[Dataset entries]
┌──
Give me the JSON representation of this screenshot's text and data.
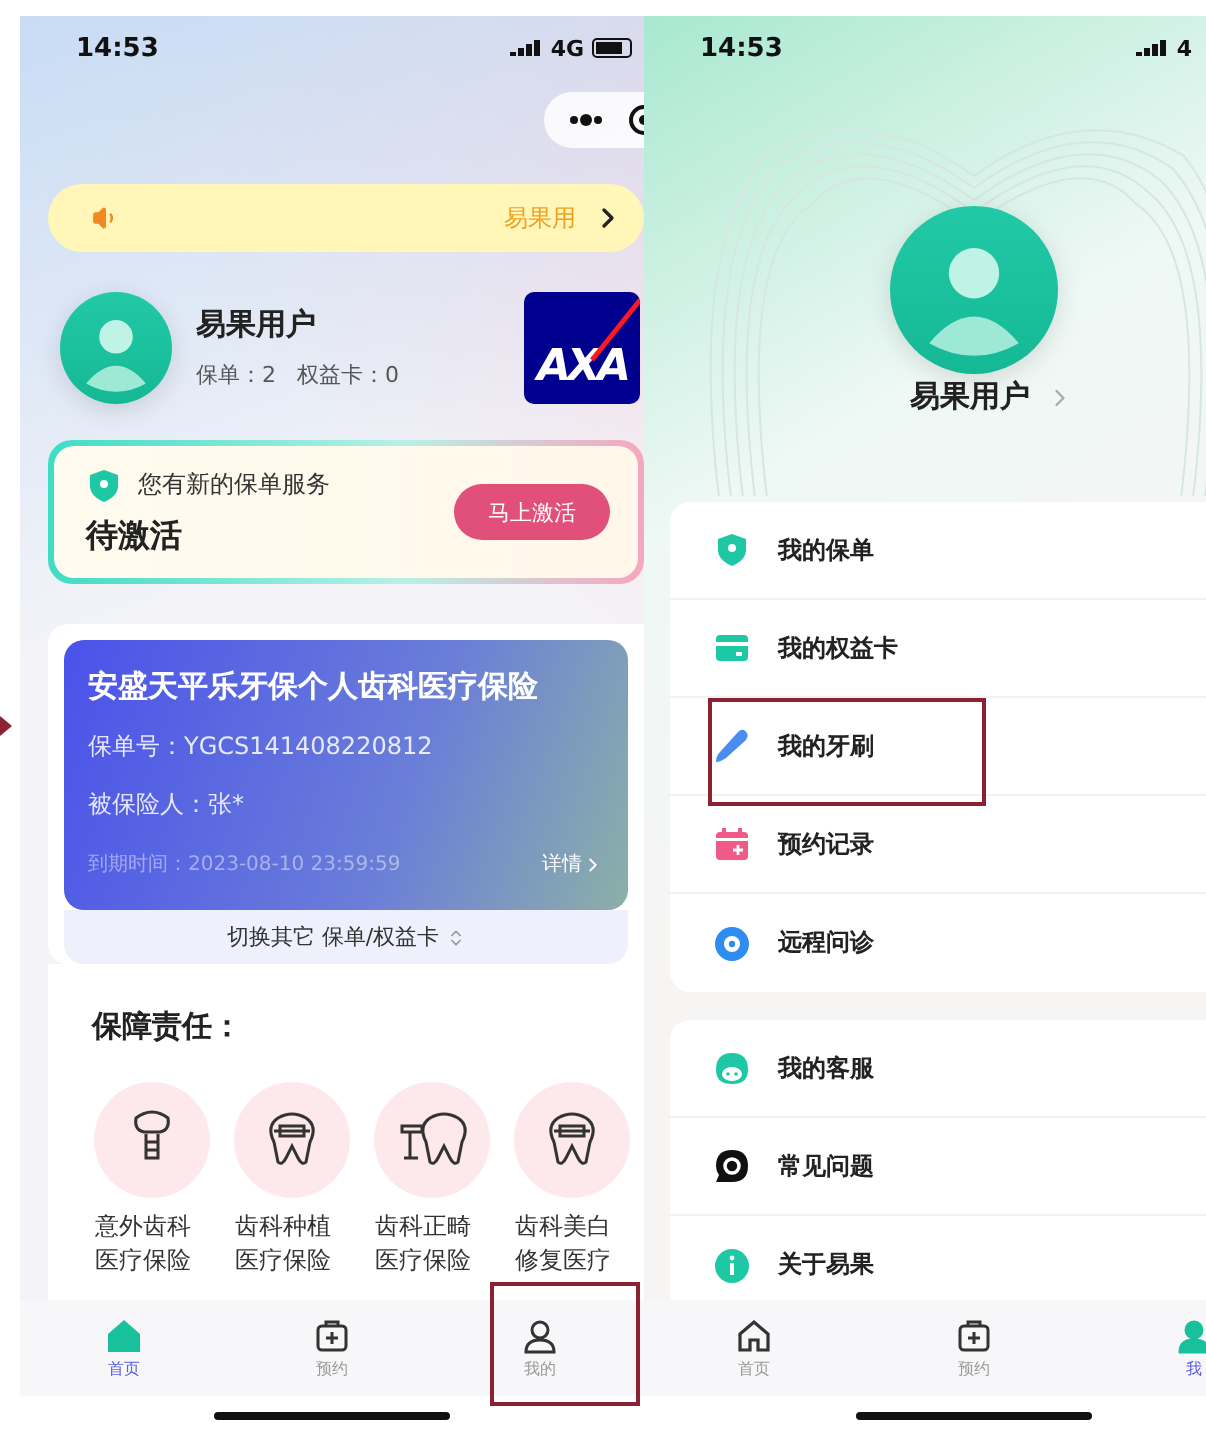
{
  "left_screen": {
    "status_bar": {
      "time": "14:53",
      "network": "4G"
    },
    "notice": {
      "text": "易果用"
    },
    "user": {
      "name": "易果用户",
      "stats": "保单：2   权益卡：0",
      "logo": "AXA"
    },
    "service_card": {
      "title": "您有新的保单服务",
      "status": "待激活",
      "button": "马上激活"
    },
    "policy_card": {
      "name": "安盛天平乐牙保个人齿科医疗保险",
      "number": "保单号：YGCS141408220812",
      "insured": "被保险人：张*",
      "expiry": "到期时间：2023-08-10 23:59:59",
      "details": "详情",
      "switch": "切换其它 保单/权益卡"
    },
    "coverage": {
      "title": "保障责任：",
      "items": [
        {
          "kind": "implant",
          "label": "意外齿科医疗保险"
        },
        {
          "kind": "braces",
          "label": "齿科种植医疗保险"
        },
        {
          "kind": "drill",
          "label": "齿科正畸医疗保险"
        },
        {
          "kind": "braces",
          "label": "齿科美白修复医疗"
        }
      ]
    },
    "tab_bar": [
      {
        "kind": "home",
        "label": "首页",
        "selected": true,
        "highlighted": false
      },
      {
        "kind": "booking",
        "label": "预约",
        "selected": false,
        "highlighted": false
      },
      {
        "kind": "profile",
        "label": "我的",
        "selected": false,
        "highlighted": true
      }
    ]
  },
  "right_screen": {
    "status_bar": {
      "time": "14:53",
      "network": "4"
    },
    "user": {
      "name": "易果用户"
    },
    "menu_groups": [
      [
        {
          "kind": "policy",
          "label": "我的保单",
          "highlighted": false
        },
        {
          "kind": "card",
          "label": "我的权益卡",
          "highlighted": false
        },
        {
          "kind": "toothbrush",
          "label": "我的牙刷",
          "highlighted": true
        },
        {
          "kind": "calendar",
          "label": "预约记录",
          "highlighted": false
        },
        {
          "kind": "consult",
          "label": "远程问诊",
          "highlighted": false
        }
      ],
      [
        {
          "kind": "service",
          "label": "我的客服",
          "highlighted": false
        },
        {
          "kind": "faq",
          "label": "常见问题",
          "highlighted": false
        },
        {
          "kind": "about",
          "label": "关于易果",
          "highlighted": false
        }
      ]
    ],
    "tab_bar": [
      {
        "kind": "home",
        "label": "首页",
        "selected": false,
        "highlighted": false
      },
      {
        "kind": "booking",
        "label": "预约",
        "selected": false,
        "highlighted": false
      },
      {
        "kind": "profile",
        "label": "我",
        "selected": true,
        "highlighted": false
      }
    ]
  }
}
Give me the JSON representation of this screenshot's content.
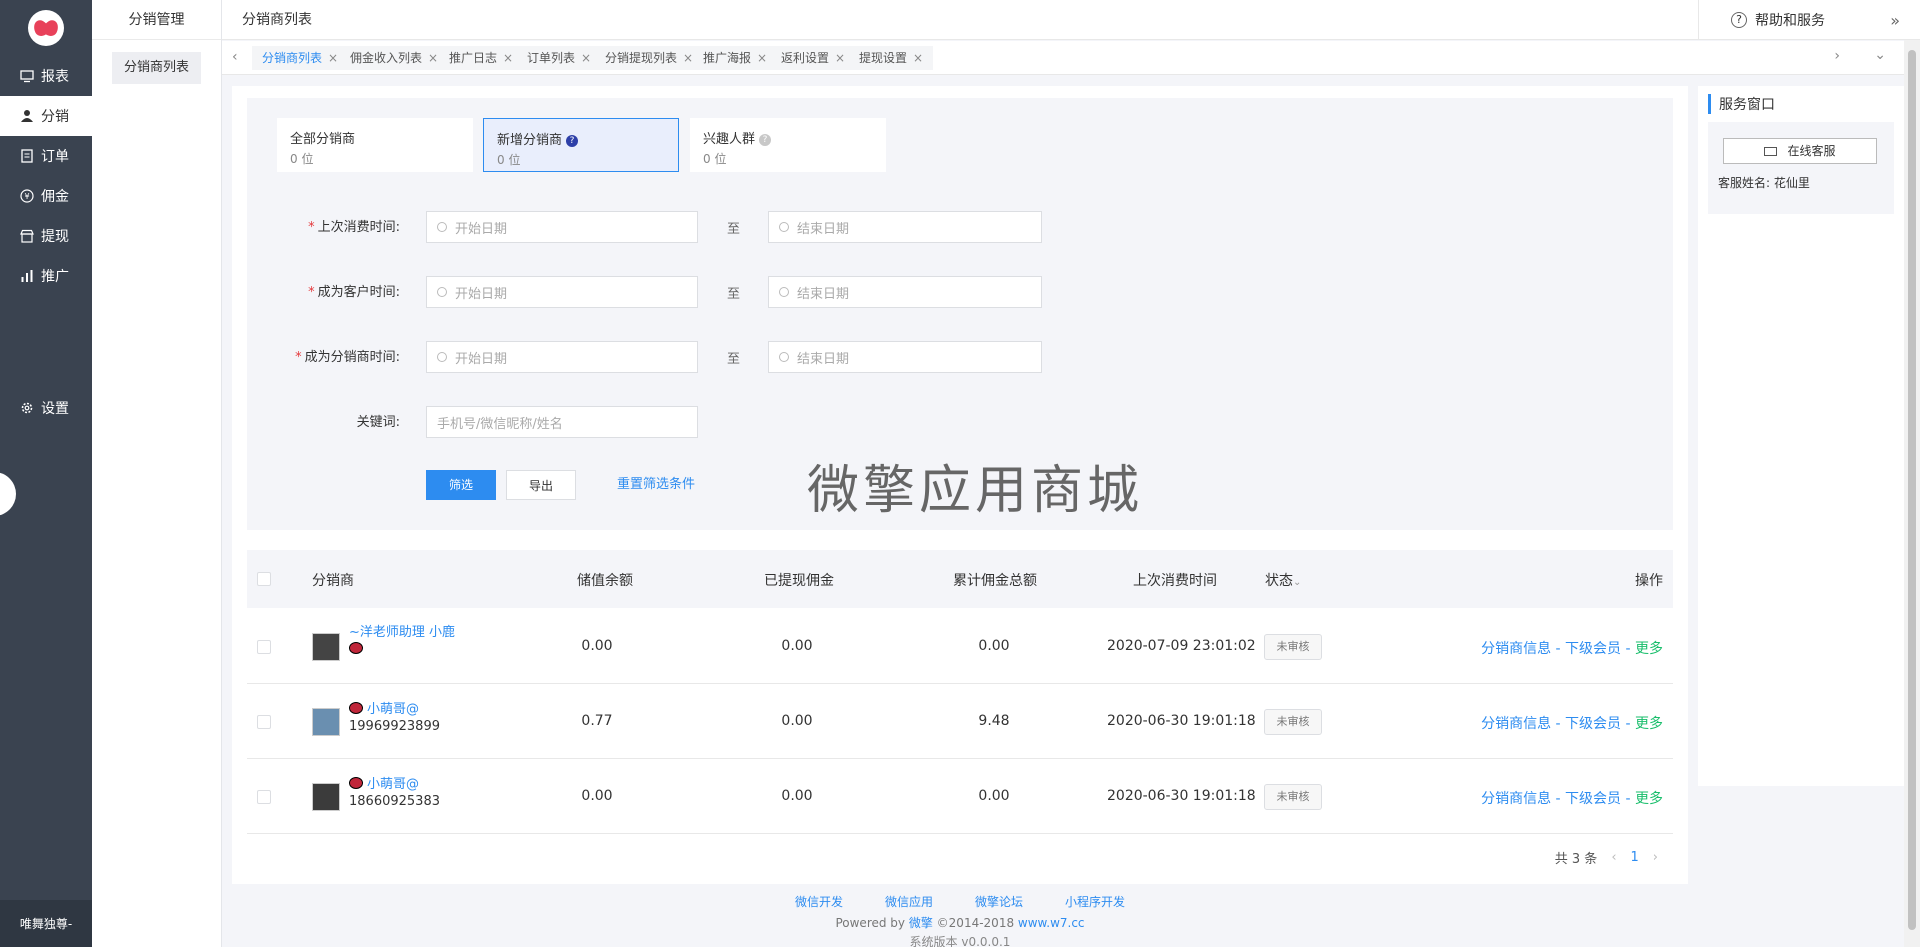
{
  "sidebar": {
    "items": [
      {
        "label": "报表",
        "icon": "monitor-icon"
      },
      {
        "label": "分销",
        "icon": "user-icon"
      },
      {
        "label": "订单",
        "icon": "document-icon"
      },
      {
        "label": "佣金",
        "icon": "yen-icon"
      },
      {
        "label": "提现",
        "icon": "store-icon"
      },
      {
        "label": "推广",
        "icon": "bar-chart-icon"
      },
      {
        "label": "设置",
        "icon": "gear-icon"
      }
    ],
    "bottom_label": "唯舞独尊-"
  },
  "subside": {
    "title": "分销管理",
    "items": [
      "分销商列表"
    ]
  },
  "topbar": {
    "title": "分销商列表",
    "help_label": "帮助和服务"
  },
  "tabs": [
    "分销商列表",
    "佣金收入列表",
    "推广日志",
    "订单列表",
    "分销提现列表",
    "推广海报",
    "返利设置",
    "提现设置"
  ],
  "cards": [
    {
      "title": "全部分销商",
      "count": "0 位"
    },
    {
      "title": "新增分销商",
      "count": "0 位"
    },
    {
      "title": "兴趣人群",
      "count": "0 位"
    }
  ],
  "filters": {
    "last_consume_label": "上次消费时间:",
    "become_customer_label": "成为客户时间:",
    "become_distributor_label": "成为分销商时间:",
    "keyword_label": "关键词:",
    "start_placeholder": "开始日期",
    "end_placeholder": "结束日期",
    "to_label": "至",
    "keyword_placeholder": "手机号/微信昵称/姓名",
    "filter_btn": "筛选",
    "export_btn": "导出",
    "reset_link": "重置筛选条件"
  },
  "watermark": "微擎应用商城",
  "table": {
    "headers": {
      "distributor": "分销商",
      "balance": "储值余额",
      "withdrawn": "已提现佣金",
      "total": "累计佣金总额",
      "last_time": "上次消费时间",
      "status": "状态",
      "ops": "操作"
    },
    "rows": [
      {
        "name": "~洋老师助理",
        "sub": "小鹿",
        "balance": "0.00",
        "withdrawn": "0.00",
        "total": "0.00",
        "last_time": "2020-07-09 23:01:02",
        "status": "未审核"
      },
      {
        "name": "小萌哥@",
        "sub": "19969923899",
        "balance": "0.77",
        "withdrawn": "0.00",
        "total": "9.48",
        "last_time": "2020-06-30 19:01:18",
        "status": "未审核"
      },
      {
        "name": "小萌哥@",
        "sub": "18660925383",
        "balance": "0.00",
        "withdrawn": "0.00",
        "total": "0.00",
        "last_time": "2020-06-30 19:01:18",
        "status": "未审核"
      }
    ],
    "op_info": "分销商信息",
    "op_sub": "下级会员",
    "op_more": "更多",
    "sep": " - "
  },
  "pager": {
    "total": "共 3 条",
    "page": "1"
  },
  "service": {
    "title": "服务窗口",
    "online_btn": "在线客服",
    "kf_name": "客服姓名: 花仙里"
  },
  "footer": {
    "links": [
      "微信开发",
      "微信应用",
      "微擎论坛",
      "小程序开发"
    ],
    "powered_prefix": "Powered by ",
    "powered_brand": "微擎",
    "copyright": " ©2014-2018 ",
    "site": "www.w7.cc",
    "version": "系统版本 v0.0.0.1"
  },
  "colors": {
    "sidebar": "#3a4350",
    "accent": "#2d8cf0",
    "more": "#19be6b"
  }
}
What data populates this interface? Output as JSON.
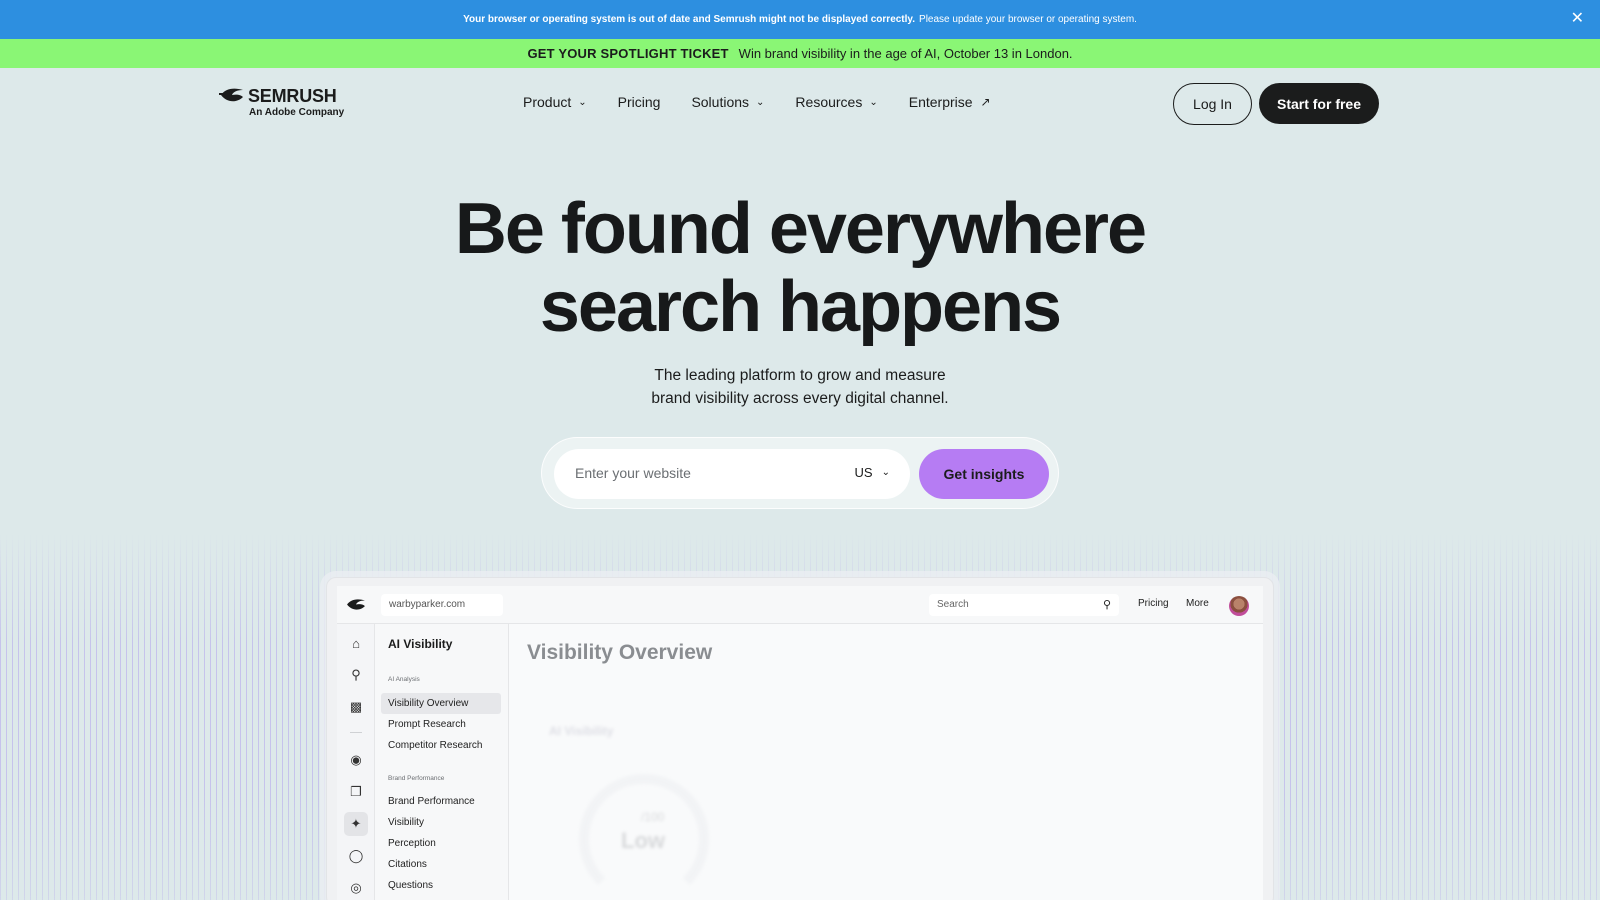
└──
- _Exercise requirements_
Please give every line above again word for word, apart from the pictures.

- _Exercise output_
Give me the JSON representation of this screenshot's text and data.
{
  "left_screen": {
    "status_bar": {
      "time": "14:53",
      "network": "4G"
    },
    "notice": {
      "text": "易果用"
    },
    "user": {
      "name": "易果用户",
      "stats": "保单：2   权益卡：0",
      "logo": "AXA"
    },
    "service_card": {
      "title": "您有新的保单服务",
      "status": "待激活",
      "button": "马上激活"
    },
    "policy_card": {
      "name": "安盛天平乐牙保个人齿科医疗保险",
      "number": "保单号：YGCS141408220812",
      "insured": "被保险人：张*",
      "expiry": "到期时间：2023-08-10 23:59:59",
      "details": "详情",
      "switch": "切换其它 保单/权益卡"
    },
    "coverage": {
      "title": "保障责任：",
      "items": [
        {
          "kind": "implant",
          "label": "意外齿科医疗保险"
        },
        {
          "kind": "braces",
          "label": "齿科种植医疗保险"
        },
        {
          "kind": "drill",
          "label": "齿科正畸医疗保险"
        },
        {
          "kind": "braces",
          "label": "齿科美白修复医疗"
        }
      ]
    },
    "tab_bar": [
      {
        "kind": "home",
        "label": "首页",
        "selected": true,
        "highlighted": false
      },
      {
        "kind": "booking",
        "label": "预约",
        "selected": false,
        "highlighted": false
      },
      {
        "kind": "profile",
        "label": "我的",
        "selected": false,
        "highlighted": true
      }
    ]
  },
  "right_screen": {
    "status_bar": {
      "time": "14:53",
      "network": "4"
    },
    "user": {
      "name": "易果用户"
    },
    "menu_groups": [
      [
        {
          "kind": "policy",
          "label": "我的保单",
          "highlighted": false
        },
        {
          "kind": "card",
          "label": "我的权益卡",
          "highlighted": false
        },
        {
          "kind": "toothbrush",
          "label": "我的牙刷",
          "highlighted": true
        },
        {
          "kind": "calendar",
          "label": "预约记录",
          "highlighted": false
        },
        {
          "kind": "consult",
          "label": "远程问诊",
          "highlighted": false
        }
      ],
      [
        {
          "kind": "service",
          "label": "我的客服",
          "highlighted": false
        },
        {
          "kind": "faq",
          "label": "常见问题",
          "highlighted": false
        },
        {
          "kind": "about",
          "label": "关于易果",
          "highlighted": false
        }
      ]
    ],
    "tab_bar": [
      {
        "kind": "home",
        "label": "首页",
        "selected": false,
        "highlighted": false
      },
      {
        "kind": "booking",
        "label": "预约",
        "selected": false,
        "highlighted": false
      },
      {
        "kind": "profile",
        "label": "我",
        "selected": true,
        "highlighted": false
      }
    ]
  }
}
Give me the JSON representation of this screenshot's content.
{
  "sidebar": {
    "items": [
      {
        "label": "报表",
        "icon": "monitor-icon"
      },
      {
        "label": "分销",
        "icon": "user-icon"
      },
      {
        "label": "订单",
        "icon": "document-icon"
      },
      {
        "label": "佣金",
        "icon": "yen-icon"
      },
      {
        "label": "提现",
        "icon": "store-icon"
      },
      {
        "label": "推广",
        "icon": "bar-chart-icon"
      },
      {
        "label": "设置",
        "icon": "gear-icon"
      }
    ],
    "bottom_label": "唯舞独尊-"
  },
  "subside": {
    "title": "分销管理",
    "items": [
      "分销商列表"
    ]
  },
  "topbar": {
    "title": "分销商列表",
    "help_label": "帮助和服务"
  },
  "tabs": [
    "分销商列表",
    "佣金收入列表",
    "推广日志",
    "订单列表",
    "分销提现列表",
    "推广海报",
    "返利设置",
    "提现设置"
  ],
  "cards": [
    {
      "title": "全部分销商",
      "count": "0 位"
    },
    {
      "title": "新增分销商",
      "count": "0 位"
    },
    {
      "title": "兴趣人群",
      "count": "0 位"
    }
  ],
  "filters": {
    "last_consume_label": "上次消费时间:",
    "become_customer_label": "成为客户时间:",
    "become_distributor_label": "成为分销商时间:",
    "keyword_label": "关键词:",
    "start_placeholder": "开始日期",
    "end_placeholder": "结束日期",
    "to_label": "至",
    "keyword_placeholder": "手机号/微信昵称/姓名",
    "filter_btn": "筛选",
    "export_btn": "导出",
    "reset_link": "重置筛选条件"
  },
  "watermark": "微擎应用商城",
  "table": {
    "headers": {
      "distributor": "分销商",
      "balance": "储值余额",
      "withdrawn": "已提现佣金",
      "total": "累计佣金总额",
      "last_time": "上次消费时间",
      "status": "状态",
      "ops": "操作"
    },
    "rows": [
      {
        "name": "~洋老师助理",
        "sub": "小鹿",
        "balance": "0.00",
        "withdrawn": "0.00",
        "total": "0.00",
        "last_time": "2020-07-09 23:01:02",
        "status": "未审核"
      },
      {
        "name": "小萌哥@",
        "sub": "19969923899",
        "balance": "0.77",
        "withdrawn": "0.00",
        "total": "9.48",
        "last_time": "2020-06-30 19:01:18",
        "status": "未审核"
      },
      {
        "name": "小萌哥@",
        "sub": "18660925383",
        "balance": "0.00",
        "withdrawn": "0.00",
        "total": "0.00",
        "last_time": "2020-06-30 19:01:18",
        "status": "未审核"
      }
    ],
    "op_info": "分销商信息",
    "op_sub": "下级会员",
    "op_more": "更多",
    "sep": " - "
  },
  "pager": {
    "total": "共 3 条",
    "page": "1"
  },
  "service": {
    "title": "服务窗口",
    "online_btn": "在线客服",
    "kf_name": "客服姓名: 花仙里"
  },
  "footer": {
    "links": [
      "微信开发",
      "微信应用",
      "微擎论坛",
      "小程序开发"
    ],
    "powered_prefix": "Powered by ",
    "powered_brand": "微擎",
    "copyright": " ©2014-2018 ",
    "site": "www.w7.cc",
    "version": "系统版本 v0.0.0.1"
  },
  "colors": {
    "sidebar": "#3a4350",
    "accent": "#2d8cf0",
    "more": "#19be6b"
  }
}
What data populates this interface? Output as JSON.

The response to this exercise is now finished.